Our hospital is fully equipped to take radiographs (X-rays) of your pet should they be necessary to assist diagnosis and/or treatment.  Our veterinarians will discuss your pet’s case and conduct a thorough physical examination to determine if your pet requires radiographs, which are a very important tool to help us diagnose diseases in animals—particularly for conditions involving bones, the chest or abdomen.

What happens to my pet when it is booked in for radiographs?

At Rural Veterinary Services we have a digital X-ray machine which allows us to immediately visualise images on a computer screen. This technology also enables us to refer images to specialist veterinarians, if required. 

Although sedation is often not required for radiographic procedures, some level of sedation/anaesthesia may be required if your pet becomes anxious or is unable to remain still.

Most of our patients are admitted into hospital for the day to have radiographs taken, unless it is an emergency and we’ll take them immediately. We ask that you bring your pet in unfed on the morning of admission, as they will most likely be sedated or anaesthetised to allow us to take the best quality radiographs possible.

Why do pets need to be sedated or anaesthetised to have radiographs taken?

When we have radiographs taken the radiographer asks us to keep perfectly still, often in unnatural positions. In some instances, sedation or general anaesthesia may be needed and will require your pet to have been fasted for a 12-hour period. General anaesthesia is often needed in order to perform stress X-rays to assess ligament integrity or to perform x-rays of the head and mouth. 

We try without sedation however for us to take good quality radiographs required to diagnose their condition sometimes sedation and anaesthesia allow us to get the most useful radiographs possible. 

How are radiographs made?
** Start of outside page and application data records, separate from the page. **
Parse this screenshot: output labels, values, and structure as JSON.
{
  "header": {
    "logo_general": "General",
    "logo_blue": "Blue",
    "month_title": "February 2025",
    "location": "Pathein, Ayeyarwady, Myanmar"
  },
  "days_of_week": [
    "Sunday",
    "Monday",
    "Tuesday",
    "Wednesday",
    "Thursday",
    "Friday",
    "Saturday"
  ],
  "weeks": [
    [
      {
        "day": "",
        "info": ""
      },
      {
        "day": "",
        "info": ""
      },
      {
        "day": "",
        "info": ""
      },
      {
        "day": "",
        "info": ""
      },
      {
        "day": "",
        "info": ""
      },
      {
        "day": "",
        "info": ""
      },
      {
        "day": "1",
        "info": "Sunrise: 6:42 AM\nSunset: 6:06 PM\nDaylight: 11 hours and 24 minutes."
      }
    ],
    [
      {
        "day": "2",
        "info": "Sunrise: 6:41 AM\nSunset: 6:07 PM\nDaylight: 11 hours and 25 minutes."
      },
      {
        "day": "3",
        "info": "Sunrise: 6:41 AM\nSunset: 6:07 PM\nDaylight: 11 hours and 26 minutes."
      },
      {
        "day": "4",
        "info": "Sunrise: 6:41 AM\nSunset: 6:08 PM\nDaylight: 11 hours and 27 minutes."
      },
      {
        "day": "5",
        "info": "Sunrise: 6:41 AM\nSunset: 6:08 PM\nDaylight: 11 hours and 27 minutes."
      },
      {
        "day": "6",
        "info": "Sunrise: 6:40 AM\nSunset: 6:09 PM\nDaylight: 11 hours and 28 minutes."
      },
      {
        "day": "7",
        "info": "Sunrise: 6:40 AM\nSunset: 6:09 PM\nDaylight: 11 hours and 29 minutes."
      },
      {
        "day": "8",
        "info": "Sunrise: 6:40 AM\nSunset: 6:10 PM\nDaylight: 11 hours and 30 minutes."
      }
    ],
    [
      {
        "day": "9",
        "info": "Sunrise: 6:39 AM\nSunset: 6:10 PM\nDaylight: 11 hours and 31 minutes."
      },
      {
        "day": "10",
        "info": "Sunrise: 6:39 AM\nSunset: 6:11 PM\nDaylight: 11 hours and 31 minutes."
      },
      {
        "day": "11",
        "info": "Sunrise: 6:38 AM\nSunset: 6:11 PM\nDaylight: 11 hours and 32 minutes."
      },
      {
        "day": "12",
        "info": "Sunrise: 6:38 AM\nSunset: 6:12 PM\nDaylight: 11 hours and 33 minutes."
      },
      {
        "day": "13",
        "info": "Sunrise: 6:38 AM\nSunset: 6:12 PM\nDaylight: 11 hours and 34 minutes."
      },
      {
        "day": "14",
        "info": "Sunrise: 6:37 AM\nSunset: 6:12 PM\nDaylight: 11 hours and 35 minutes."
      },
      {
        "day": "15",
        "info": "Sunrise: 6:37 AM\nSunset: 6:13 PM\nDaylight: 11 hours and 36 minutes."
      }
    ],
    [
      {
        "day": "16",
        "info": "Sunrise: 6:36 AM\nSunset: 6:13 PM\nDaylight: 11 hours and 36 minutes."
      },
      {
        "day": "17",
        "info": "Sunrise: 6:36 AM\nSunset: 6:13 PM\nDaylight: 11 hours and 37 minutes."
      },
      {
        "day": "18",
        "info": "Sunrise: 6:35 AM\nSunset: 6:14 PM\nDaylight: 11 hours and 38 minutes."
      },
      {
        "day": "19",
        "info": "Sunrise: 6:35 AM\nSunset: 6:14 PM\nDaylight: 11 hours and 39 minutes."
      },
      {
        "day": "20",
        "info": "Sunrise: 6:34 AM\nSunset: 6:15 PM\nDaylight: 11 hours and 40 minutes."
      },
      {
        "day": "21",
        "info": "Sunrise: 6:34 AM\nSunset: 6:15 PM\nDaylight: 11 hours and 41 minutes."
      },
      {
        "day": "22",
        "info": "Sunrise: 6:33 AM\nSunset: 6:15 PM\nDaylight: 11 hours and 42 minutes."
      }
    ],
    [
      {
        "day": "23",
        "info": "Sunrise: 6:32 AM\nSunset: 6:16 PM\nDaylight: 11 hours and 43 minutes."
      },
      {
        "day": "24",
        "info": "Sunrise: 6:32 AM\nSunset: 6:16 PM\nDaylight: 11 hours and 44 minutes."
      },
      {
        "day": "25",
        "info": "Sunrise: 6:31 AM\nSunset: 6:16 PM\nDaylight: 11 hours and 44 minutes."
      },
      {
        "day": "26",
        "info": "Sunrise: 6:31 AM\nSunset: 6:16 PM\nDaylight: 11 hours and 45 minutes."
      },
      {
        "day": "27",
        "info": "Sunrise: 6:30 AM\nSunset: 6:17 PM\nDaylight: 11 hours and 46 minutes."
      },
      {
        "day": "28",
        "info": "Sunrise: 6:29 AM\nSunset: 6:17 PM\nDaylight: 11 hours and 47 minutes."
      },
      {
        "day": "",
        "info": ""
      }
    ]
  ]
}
Taking a radiograph is very similar to taking a photo, except we use x-rays instead of light rays. Different tissues in the body absorb x-rays to differing degrees. Of all the tissues in the body, bone absorbs the most x-rays. This is the reason that bone appears white on a radiograph. Soft tissues, such as the heart, kidneys or other organs, absorb some but not all of the x-rays, so they appear on a radiograph in different shades of grey. The air-filled lungs absorb relatively few x-rays so appear dark grey or black on a radiograph. We will demonstrate and explain the radiographs when your pet goes home.